  • Planet Phase draws the planets positions and the phases of planets. You can animate movement of planets with various time steps. It shows phases for Mercury, Venus, Mars and Jupiter.

    A very simple software for a quick view of planets phases.

  • A reference tool that displays several properties for a selected planet. There are 18 properties divided into four categories - orbital, physical, axial, and atmospheric. The Apprentice shows all 18 properties for your selected planet in one scrollable window.

    Features include:

  • Planets is a simple interactive program for playing with simulations of planetary systems, released under the GPL. It runs on Linux and Windows, and could doubtless be ported to your favourite flavour of Unix.


  • A program which exports to .PDF and lets you print in good old fashioned paper a planisphere (a couple of sheets of paper very easy to assemble) appropriate for you latitude which can then be used to simulate the appearance of the sky for any hour and day over the year. Planispheres are a must for people starting to familiarize with the night sky and a helping hand with the task of identifying stars and constellations.

  • A program designed for the academic teaching of Astronomy. It was born with the idea of filling a hole in this area and with the aim of being used in all possible universities. For this purpose, the program is completely free and it has been developed with a certain care so that its hardware requirements are as low as possible.

    Features/modules include:

  • Project CLEA (Contemporary Laboratory Experiences in Astronomy) develops laboratory exercises that illustrate modern astronomical techniques using digital data and colour images. They are suitable for high- school and college classes at all levels, but come with defaults set for use in introductory astronomy classes for non-science majors.

  • This program is designed to assist students in observational astronomy to learn the use of star charts. It is also an excellent reference for learning the sky; positions of the planets, Sun and Moon; Messier objects; and other features. Has online features linked to the Digitized Sky Survey and the SFA Astronomy web site.

    Built around the printable star charts created by Dr. Dan Bruton of Stephen F. Austin State University, includes the North and South Celestial Spheres.

    A Java version is also available.

  • The Best of Soho CD-Rom is an interactive multimedia exploration of the Sun through the eyes of SOHO. The CD covers topics ranging from the history of solar exploration to new scientific results and the Sun's influence on the Earth's environment. The CD-ROM contains over 100 movie clips and more than 400 images.

    Note: This is the Macintosh version; a PC/Windows version is also available.

  • Plots the gravitational behaviour of celestial bodies, allowing the user to construct new models by feeding his own values.

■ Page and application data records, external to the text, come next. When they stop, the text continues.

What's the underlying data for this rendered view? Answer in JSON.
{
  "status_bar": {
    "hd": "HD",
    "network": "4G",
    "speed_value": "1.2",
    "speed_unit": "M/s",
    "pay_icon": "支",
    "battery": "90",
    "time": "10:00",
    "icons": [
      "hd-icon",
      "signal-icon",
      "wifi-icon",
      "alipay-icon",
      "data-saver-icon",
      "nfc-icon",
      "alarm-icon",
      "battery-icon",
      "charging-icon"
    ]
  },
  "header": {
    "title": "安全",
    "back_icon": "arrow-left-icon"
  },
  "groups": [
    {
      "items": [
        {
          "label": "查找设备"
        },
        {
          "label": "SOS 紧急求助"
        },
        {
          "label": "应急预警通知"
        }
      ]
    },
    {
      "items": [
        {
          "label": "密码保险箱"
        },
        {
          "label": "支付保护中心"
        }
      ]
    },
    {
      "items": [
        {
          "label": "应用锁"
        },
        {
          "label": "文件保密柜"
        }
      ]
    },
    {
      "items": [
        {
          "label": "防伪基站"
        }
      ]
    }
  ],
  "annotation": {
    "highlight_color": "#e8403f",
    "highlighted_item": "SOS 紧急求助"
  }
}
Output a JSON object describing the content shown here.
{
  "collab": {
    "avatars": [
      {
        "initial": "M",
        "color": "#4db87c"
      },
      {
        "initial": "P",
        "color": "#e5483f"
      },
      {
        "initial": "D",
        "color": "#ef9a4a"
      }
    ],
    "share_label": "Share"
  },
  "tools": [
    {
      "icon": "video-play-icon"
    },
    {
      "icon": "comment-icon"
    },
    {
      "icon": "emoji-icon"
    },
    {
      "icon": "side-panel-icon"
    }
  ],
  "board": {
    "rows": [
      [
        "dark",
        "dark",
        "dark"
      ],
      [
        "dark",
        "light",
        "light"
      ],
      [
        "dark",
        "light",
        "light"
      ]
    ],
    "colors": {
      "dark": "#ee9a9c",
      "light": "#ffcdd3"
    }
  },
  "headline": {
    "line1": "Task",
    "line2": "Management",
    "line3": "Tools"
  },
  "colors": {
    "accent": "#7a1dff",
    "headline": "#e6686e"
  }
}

    It comes with a few pre-programmed models. For instance, what would happen if a new planet, lost in space, was to approach our solar system? Or, how would behave a binary system, in which each star was orbited by a planet? Solar System allows you to visualize the effect.

  • Generates a realistic solar system model and planets in 3 D. It can display the planets and their orbits, the Sun and the Moon. The nine planets including planet earth and their detailed physical & chemical information and image pictures is also displayed including solar power, solar energy and solar eclipse details. The graphical output is in high-resolution 3D full colour format and the orbit view can be adjusted and the orbits tilted & rotated to any angle. The speed of the solar system can also be varied.

  • Sssim Studio is designed to be used in lectures or live shows in planetariums, etc. It has dual display output(from single PC) - projects to full screen via projector, while user GUI window operates from PC display - for example.

    Furthermore, Sssim Studio contains authoring tools of its autoplayscripts and also the ability to share the content over the internet.